[What you are asked to do]
Every record that follows must be returned word for word.

Dataset rows for apps and sites:
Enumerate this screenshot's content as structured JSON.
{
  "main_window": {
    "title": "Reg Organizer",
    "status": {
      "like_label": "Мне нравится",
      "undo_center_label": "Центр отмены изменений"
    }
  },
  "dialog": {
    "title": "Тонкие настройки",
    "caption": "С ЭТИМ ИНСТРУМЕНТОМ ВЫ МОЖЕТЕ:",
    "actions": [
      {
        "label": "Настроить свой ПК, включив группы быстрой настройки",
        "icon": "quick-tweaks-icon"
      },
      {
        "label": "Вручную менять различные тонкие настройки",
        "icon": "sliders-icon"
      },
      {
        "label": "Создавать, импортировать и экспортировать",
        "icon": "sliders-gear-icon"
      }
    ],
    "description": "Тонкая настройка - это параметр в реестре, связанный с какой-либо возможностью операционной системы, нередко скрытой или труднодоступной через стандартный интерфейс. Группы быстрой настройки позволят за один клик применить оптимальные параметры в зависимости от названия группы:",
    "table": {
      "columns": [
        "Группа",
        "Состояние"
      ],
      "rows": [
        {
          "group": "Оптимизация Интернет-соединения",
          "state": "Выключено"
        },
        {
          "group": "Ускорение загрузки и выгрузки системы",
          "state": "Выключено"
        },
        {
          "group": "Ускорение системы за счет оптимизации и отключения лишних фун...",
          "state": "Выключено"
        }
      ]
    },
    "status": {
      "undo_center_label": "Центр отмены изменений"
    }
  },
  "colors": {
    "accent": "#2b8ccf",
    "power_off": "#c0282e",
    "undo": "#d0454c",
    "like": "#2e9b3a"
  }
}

[Answer section]
Enumerate this screenshot's content as structured JSON.
{
  "main_window": {
    "title": "Reg Organizer",
    "status": {
      "like_label": "Мне нравится",
      "undo_center_label": "Центр отмены изменений"
    }
  },
  "dialog": {
    "title": "Тонкие настройки",
    "caption": "С ЭТИМ ИНСТРУМЕНТОМ ВЫ МОЖЕТЕ:",
    "actions": [
      {
        "label": "Настроить свой ПК, включив группы быстрой настройки",
        "icon": "quick-tweaks-icon"
      },
      {
        "label": "Вручную менять различные тонкие настройки",
        "icon": "sliders-icon"
      },
      {
        "label": "Создавать, импортировать и экспортировать",
        "icon": "sliders-gear-icon"
      }
    ],
    "description": "Тонкая настройка - это параметр в реестре, связанный с какой-либо возможностью операционной системы, нередко скрытой или труднодоступной через стандартный интерфейс. Группы быстрой настройки позволят за один клик применить оптимальные параметры в зависимости от названия группы:",
    "table": {
      "columns": [
        "Группа",
        "Состояние"
      ],
      "rows": [
        {
          "group": "Оптимизация Интернет-соединения",
          "state": "Выключено"
        },
        {
          "group": "Ускорение загрузки и выгрузки системы",
          "state": "Выключено"
        },
        {
          "group": "Ускорение системы за счет оптимизации и отключения лишних фун...",
          "state": "Выключено"
        }
      ]
    },
    "status": {
      "undo_center_label": "Центр отмены изменений"
    }
  },
  "colors": {
    "accent": "#2b8ccf",
    "power_off": "#c0282e",
    "undo": "#d0454c",
    "like": "#2e9b3a"
  }
}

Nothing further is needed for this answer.